Larry’s house, like the one I had shared with John and many others in Cleveland, was built in the early 1900’s. The original woodwork had been restored and meticulously kept up, and everywhere I turned there was something unique, colorful and interesting to see. Artwork, trinkets from his many travels to Asia, and memorabilia of famous musicians from his days as a concert promoter seasoned his house. I could have lived there for a whole year and still not have seen everything. But it was the overall positive energy of this place that made me feel all warm and fuzzy inside. This was in such stark contrast to the unfriendly, hostile environment from where I had just escaped, and for the first time in too long I was finally enjoying some peace.

After I got off the call with Matthias, I decided to enjoy the tranquility some more and take advantage of Larry’s jacuzzi bathtub. I lit candles and put on the calming music of Poe and Garbage. Then I turned off the lights and sank my body into the hot bubbles, letting the jets pulse all over me. Backlit by the candles, I watched the steam rise off of my toes poking out from the foamy bubbles at the other end of the tub. It was great to not have to do anything, just relax. Between packing and moving and carrying things up stairs and unpacking and go go go..this was the first time in what seemed like ages that I had actually stopped in my tracks and did something relaxing just for me. Not because I had to, not because if I didn’t do it I’d feel guilty or like I’m wasting time….simply just for me and my own sanity. And really, I needed it.

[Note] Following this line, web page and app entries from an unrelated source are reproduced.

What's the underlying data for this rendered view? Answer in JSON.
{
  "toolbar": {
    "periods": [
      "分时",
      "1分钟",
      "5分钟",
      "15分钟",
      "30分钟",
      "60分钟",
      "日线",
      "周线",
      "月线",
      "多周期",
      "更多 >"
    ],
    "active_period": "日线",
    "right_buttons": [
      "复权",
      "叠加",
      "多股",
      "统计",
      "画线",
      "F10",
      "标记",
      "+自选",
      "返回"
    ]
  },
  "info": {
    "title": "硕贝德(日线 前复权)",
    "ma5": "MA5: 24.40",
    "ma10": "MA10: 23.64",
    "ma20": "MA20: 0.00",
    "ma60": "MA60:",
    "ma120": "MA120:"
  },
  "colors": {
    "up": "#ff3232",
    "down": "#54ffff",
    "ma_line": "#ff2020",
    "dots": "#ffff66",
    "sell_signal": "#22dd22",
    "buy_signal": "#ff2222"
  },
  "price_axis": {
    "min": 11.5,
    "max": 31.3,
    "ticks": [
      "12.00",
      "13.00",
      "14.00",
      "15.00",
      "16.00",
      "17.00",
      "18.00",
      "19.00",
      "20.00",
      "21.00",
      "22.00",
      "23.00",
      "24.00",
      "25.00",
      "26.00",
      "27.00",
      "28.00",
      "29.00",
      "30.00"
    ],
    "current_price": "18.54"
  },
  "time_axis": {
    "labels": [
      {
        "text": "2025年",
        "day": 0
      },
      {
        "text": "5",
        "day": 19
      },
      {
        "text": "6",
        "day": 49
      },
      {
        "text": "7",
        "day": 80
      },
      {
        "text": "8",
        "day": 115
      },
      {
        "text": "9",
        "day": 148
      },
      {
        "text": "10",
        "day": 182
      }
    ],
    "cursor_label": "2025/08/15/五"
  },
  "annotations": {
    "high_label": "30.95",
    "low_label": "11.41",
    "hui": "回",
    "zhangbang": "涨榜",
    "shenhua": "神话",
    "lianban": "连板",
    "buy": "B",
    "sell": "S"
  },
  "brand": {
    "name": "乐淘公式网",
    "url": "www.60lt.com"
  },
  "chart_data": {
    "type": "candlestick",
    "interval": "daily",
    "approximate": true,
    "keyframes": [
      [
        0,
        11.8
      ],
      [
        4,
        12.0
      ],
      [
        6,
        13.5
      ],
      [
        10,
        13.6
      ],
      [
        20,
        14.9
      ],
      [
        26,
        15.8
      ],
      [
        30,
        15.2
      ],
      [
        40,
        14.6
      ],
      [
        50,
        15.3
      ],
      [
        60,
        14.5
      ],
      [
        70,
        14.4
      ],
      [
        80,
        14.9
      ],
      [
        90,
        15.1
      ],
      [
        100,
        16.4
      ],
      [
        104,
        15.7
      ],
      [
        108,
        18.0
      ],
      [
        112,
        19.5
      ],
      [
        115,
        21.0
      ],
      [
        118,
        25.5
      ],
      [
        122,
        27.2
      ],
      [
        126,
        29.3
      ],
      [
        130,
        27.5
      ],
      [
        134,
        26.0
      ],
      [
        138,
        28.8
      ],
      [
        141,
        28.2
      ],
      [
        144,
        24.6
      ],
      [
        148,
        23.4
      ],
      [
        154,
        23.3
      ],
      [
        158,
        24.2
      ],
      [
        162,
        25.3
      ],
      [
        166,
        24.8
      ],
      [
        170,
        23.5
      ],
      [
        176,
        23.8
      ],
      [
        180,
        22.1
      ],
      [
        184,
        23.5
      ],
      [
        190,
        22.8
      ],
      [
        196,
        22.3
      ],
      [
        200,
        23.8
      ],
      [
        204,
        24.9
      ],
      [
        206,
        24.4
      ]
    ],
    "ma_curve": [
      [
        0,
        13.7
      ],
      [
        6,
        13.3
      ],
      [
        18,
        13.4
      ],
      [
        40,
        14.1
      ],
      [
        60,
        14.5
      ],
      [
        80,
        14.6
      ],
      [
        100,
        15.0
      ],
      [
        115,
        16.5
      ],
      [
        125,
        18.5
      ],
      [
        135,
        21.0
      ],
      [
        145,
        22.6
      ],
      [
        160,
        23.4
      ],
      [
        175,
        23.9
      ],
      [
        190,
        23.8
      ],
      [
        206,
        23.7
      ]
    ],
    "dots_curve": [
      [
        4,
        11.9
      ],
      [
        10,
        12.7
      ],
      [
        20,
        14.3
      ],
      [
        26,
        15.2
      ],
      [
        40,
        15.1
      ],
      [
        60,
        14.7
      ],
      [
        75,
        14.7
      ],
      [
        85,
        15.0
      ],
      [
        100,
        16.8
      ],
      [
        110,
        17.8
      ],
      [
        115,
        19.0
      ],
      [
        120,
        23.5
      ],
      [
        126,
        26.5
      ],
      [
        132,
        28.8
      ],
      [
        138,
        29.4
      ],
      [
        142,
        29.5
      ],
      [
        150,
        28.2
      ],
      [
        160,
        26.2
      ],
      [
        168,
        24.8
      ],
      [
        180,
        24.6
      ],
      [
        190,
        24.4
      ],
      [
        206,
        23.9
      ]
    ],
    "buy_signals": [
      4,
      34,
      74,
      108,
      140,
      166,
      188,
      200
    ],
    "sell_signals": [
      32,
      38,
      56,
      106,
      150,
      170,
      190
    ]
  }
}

My mind wandered, and the gravity of everything I had lost suddenly became like someone had set an anvil down on my chest. Tears stung my eyes as I heaved into a sob. Normally I’d make myself stop, but this was different.This time I just let myself go, alone in the dim candlelight with the foam and jet streams of the bath wrapped around me like a comforting hug.

Will I ever be happy again?